to rezone their property from Residential 20 to General
| Business was approved by the Zoning Board and the
| city board will act on the recommendation during a
| public hearing on both the Russell and Reynolds re-
In other actions during a short Tuesday night meet-
ing of City Council, the board also:
*Approved resolution establishing a cafeteria bene-
fits plan, dependent care reimbursement plan, medical
reimbursement plan and a pre-tax premium plan, all in
effect since January 1. The formal resolution was in
compliance with Internal Revenue Service require-
*Referred to the Planning & Zoning Board rezoning
r2quesis gr Otha and Betty Campbell, 110 Green
Gn Seconit Street, and Lauri A %
| Drive, J who want to build ' single family
fronting 109 1/2 feet on the north side of Floyd Street;
Reappointed Mayor Kyle Smith as the city's repre-
sentative on the Isothermal Planning & Development
*Appointed Warren (Bo) Goforth to fill the unex-
pired term of Roy Pearson on the Parks & Recreation
*Authorized the mayor to execute agreement with
Southeastern Power Administration which has raised
its rates to the city one percent but the city will not
pass on the rates to its Duke Power customers. City
Manager George Wood recommended the city absorb
the raise from the agency.
*Heard report from: Wood that the city is invited to
give input to a public meeting called by Governor
Martin and the Board of Transportation to update the
state transportation program. The TIP process has
evolved from a "wish list" to a dependable program of
transportation improvements, said Wood. Last year the
See Council, Page 3-A
Council Wants Rid
Of Air Force Fighter
City Council wants to locate a new home for the F-
105 Jet Fighter aircraft which now rests behind a ser-
vice station near the Community Center on Cleveland
City Manager George Wood told City Council

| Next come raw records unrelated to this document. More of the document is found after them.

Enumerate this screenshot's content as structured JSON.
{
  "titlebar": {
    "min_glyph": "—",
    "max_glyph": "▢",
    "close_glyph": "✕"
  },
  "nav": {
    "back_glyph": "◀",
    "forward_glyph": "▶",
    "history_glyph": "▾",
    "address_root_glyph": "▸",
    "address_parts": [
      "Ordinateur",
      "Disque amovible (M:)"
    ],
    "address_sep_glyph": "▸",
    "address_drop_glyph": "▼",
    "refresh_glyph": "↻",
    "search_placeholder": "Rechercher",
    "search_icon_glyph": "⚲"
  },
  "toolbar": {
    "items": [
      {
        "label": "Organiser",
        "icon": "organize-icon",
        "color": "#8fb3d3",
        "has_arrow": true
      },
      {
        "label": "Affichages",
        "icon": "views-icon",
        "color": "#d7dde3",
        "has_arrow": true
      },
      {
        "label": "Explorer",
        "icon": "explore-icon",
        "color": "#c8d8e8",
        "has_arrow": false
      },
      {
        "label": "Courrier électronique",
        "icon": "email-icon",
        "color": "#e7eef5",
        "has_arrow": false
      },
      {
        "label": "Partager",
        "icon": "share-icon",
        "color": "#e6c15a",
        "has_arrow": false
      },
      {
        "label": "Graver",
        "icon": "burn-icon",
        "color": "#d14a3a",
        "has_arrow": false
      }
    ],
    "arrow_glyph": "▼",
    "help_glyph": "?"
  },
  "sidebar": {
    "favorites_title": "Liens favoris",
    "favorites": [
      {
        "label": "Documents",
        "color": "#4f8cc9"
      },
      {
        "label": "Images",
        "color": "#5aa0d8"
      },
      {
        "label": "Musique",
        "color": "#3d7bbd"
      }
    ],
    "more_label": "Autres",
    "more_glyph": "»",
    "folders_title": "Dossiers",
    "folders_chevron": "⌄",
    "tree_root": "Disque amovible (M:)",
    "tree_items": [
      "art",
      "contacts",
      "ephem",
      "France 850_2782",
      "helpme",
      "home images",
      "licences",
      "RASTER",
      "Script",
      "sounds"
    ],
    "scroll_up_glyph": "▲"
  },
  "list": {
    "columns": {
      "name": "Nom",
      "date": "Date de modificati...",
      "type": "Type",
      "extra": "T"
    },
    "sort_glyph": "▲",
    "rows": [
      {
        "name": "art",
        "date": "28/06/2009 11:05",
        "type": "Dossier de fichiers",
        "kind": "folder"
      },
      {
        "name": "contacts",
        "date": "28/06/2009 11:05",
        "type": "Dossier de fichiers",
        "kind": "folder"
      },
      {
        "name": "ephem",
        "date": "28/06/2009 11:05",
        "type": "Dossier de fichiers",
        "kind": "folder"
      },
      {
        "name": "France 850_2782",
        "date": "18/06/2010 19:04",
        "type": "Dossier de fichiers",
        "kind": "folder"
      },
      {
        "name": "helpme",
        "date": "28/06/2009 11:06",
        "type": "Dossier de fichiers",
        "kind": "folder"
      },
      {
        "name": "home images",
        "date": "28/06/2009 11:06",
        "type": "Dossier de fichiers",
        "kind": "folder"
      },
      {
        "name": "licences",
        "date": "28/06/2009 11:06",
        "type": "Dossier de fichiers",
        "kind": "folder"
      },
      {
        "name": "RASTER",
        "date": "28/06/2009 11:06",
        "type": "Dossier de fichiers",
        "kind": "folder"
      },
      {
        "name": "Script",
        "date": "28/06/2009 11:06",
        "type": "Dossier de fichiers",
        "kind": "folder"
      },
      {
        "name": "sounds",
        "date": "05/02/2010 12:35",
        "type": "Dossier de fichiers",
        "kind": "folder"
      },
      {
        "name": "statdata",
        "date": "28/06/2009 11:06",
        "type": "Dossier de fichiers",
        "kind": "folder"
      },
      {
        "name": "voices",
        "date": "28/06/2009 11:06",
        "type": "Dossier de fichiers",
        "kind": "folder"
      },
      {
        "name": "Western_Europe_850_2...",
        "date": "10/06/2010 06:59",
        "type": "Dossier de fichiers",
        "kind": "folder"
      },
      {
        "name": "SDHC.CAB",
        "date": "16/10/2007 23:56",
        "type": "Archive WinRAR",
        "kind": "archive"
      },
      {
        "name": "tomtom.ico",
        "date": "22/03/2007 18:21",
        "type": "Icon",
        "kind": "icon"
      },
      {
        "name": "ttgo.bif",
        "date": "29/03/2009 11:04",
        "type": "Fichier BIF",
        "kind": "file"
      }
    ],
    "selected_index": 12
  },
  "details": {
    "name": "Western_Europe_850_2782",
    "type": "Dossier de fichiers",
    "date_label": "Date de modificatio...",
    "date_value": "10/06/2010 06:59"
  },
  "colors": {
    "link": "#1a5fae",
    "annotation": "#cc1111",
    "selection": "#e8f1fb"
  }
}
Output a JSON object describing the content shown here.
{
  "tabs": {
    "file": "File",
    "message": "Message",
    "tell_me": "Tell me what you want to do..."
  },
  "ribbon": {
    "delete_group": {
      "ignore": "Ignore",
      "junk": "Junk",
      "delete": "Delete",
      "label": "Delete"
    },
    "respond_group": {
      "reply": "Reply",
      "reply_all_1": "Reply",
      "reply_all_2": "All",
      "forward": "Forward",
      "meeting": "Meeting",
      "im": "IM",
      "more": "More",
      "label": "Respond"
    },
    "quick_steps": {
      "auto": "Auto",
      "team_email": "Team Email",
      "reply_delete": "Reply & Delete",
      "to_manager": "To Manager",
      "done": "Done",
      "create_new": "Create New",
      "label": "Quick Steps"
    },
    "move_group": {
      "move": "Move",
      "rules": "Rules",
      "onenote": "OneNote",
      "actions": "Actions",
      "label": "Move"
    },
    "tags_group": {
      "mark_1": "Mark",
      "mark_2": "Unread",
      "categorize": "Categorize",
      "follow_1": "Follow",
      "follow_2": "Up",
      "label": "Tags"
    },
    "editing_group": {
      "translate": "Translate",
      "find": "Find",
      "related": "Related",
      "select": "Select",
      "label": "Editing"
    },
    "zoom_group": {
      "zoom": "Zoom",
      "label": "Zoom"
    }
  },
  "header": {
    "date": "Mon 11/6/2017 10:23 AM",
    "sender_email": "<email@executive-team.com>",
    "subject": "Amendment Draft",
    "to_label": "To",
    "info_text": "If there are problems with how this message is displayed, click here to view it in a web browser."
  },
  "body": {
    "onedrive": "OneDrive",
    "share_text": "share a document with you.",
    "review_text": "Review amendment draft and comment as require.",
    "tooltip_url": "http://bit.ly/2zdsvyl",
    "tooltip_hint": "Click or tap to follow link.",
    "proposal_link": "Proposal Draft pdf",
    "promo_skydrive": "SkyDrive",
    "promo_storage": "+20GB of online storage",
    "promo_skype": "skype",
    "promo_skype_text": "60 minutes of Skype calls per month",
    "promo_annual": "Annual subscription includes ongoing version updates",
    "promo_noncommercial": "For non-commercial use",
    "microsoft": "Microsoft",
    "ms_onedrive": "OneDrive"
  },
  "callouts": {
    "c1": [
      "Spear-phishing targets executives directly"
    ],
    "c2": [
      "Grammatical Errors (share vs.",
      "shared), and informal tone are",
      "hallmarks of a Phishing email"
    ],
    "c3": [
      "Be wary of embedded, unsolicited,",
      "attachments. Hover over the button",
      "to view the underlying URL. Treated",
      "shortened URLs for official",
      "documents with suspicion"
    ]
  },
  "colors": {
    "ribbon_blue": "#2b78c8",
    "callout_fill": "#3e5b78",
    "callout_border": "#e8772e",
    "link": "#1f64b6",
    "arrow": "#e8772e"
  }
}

Tuesday he found a South Carolina buyer who wants
to put the airplane in a museum. He was ready to give
it to the prospective buyer for the cost of transportation
which is what the city fathers paid a couple years ago
to obtain the aircraft for Deal Steet Park.
The sale went awry when City Attorney Mickey
Corry said the plane is actually not city property. The
big bird was on loan from the United States Air Force
which must give approval for the plane to be moved.
City Council authorized Mayor Kyle Smith to con-
tact officials with the USAF to move the plane after
City Parks & Recreation Department recommended
against using it at City Park after reviewing the cost of
mounting and displaying it. The aircraft would require
screening with an eight foot fence and liability insur-
ance would be high.
Classifieds. ummm 8-B
Mack Brown Community News......... 6-B
Sees Good Times For pe debt.
Obituaries... rise 3-A
5-A Religion... couieemsenes 6-C
Schools! ......... co. ciivenua ied 1-B
. SPOLES. couiirriie tects issinnsiins 5-A
Brad Wilson Weddings........cormermrr 3-C
Signs Golf Scholarship Mrs. McGill 36
5. A Loves Volunteer Work P AGES TOD AY
WEATHER - Warming Thursday, Highs In 70's.